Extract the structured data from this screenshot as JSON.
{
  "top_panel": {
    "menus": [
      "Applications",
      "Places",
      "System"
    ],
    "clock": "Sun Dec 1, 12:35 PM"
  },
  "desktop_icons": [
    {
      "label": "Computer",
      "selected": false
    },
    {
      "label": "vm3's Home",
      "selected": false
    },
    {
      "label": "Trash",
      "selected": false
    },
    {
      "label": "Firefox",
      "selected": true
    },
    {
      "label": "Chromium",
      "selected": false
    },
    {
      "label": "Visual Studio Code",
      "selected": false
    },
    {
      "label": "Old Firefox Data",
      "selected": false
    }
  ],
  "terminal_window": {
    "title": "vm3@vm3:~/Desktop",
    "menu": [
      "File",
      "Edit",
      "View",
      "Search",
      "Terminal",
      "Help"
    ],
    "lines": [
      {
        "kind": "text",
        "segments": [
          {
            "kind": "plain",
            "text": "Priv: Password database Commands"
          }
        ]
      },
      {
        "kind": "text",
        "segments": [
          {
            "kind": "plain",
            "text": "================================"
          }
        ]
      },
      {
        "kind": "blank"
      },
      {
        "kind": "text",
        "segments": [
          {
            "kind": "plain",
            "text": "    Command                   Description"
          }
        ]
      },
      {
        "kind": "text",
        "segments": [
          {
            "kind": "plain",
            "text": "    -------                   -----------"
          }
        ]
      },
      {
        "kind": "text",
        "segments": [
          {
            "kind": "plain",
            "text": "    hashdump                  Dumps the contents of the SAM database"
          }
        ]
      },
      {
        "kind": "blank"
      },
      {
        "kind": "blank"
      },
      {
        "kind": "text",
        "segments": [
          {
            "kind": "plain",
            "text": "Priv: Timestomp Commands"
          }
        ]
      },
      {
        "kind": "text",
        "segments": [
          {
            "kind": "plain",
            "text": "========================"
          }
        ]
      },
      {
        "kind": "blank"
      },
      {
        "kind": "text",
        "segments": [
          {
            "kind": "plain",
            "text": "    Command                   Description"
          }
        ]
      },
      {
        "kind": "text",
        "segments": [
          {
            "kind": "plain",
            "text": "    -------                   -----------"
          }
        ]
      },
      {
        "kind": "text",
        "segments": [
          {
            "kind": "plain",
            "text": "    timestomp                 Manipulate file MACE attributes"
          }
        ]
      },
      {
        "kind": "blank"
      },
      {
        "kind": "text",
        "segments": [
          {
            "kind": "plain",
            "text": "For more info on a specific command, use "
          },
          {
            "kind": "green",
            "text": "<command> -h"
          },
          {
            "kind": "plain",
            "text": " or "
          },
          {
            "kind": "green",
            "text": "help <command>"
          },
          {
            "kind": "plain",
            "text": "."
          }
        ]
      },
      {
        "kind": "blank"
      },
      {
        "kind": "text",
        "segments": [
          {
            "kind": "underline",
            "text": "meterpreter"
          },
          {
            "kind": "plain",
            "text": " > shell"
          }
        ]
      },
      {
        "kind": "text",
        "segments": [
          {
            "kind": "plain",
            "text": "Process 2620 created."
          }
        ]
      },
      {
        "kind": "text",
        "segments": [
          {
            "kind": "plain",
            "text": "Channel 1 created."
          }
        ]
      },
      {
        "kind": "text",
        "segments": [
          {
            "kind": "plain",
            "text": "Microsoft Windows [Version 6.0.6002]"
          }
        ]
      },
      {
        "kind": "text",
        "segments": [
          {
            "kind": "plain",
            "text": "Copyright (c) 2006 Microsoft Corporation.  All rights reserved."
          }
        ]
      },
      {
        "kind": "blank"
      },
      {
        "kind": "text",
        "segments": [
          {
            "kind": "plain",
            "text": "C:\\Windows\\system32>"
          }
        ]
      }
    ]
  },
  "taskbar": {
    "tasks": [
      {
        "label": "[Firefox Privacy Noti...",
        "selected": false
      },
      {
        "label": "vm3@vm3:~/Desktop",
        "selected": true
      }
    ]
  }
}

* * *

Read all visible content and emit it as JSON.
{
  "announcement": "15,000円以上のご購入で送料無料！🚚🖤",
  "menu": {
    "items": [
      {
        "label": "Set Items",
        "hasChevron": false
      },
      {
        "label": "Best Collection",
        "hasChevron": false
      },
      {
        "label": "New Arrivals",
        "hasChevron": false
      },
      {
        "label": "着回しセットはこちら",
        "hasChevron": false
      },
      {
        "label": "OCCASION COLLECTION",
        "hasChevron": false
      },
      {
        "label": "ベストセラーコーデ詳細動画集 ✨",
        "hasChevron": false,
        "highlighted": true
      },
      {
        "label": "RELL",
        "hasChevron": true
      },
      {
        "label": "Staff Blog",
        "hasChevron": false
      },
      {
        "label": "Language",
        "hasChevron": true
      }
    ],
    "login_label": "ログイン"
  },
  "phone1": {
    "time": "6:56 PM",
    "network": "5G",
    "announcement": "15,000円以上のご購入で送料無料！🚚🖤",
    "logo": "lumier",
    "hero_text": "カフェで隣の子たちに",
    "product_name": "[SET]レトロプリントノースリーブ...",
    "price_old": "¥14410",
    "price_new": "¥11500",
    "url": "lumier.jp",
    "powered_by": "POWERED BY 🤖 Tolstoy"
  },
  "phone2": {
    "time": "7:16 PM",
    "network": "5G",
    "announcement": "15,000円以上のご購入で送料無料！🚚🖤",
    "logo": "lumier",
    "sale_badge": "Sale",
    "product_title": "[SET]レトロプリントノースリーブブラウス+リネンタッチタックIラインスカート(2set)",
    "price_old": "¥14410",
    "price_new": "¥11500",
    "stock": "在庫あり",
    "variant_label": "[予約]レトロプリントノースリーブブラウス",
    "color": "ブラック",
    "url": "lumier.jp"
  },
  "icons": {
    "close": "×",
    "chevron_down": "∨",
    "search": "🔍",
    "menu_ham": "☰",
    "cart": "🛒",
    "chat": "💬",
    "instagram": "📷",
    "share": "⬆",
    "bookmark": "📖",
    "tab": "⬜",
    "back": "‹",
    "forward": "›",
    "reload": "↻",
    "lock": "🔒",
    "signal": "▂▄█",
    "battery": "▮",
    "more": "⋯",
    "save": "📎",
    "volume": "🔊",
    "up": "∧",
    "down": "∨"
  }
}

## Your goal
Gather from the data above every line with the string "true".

## Output below
      "selected": true
        "selected": true
        "highlighted": true
        "hasChevron": true
        "hasChevron": true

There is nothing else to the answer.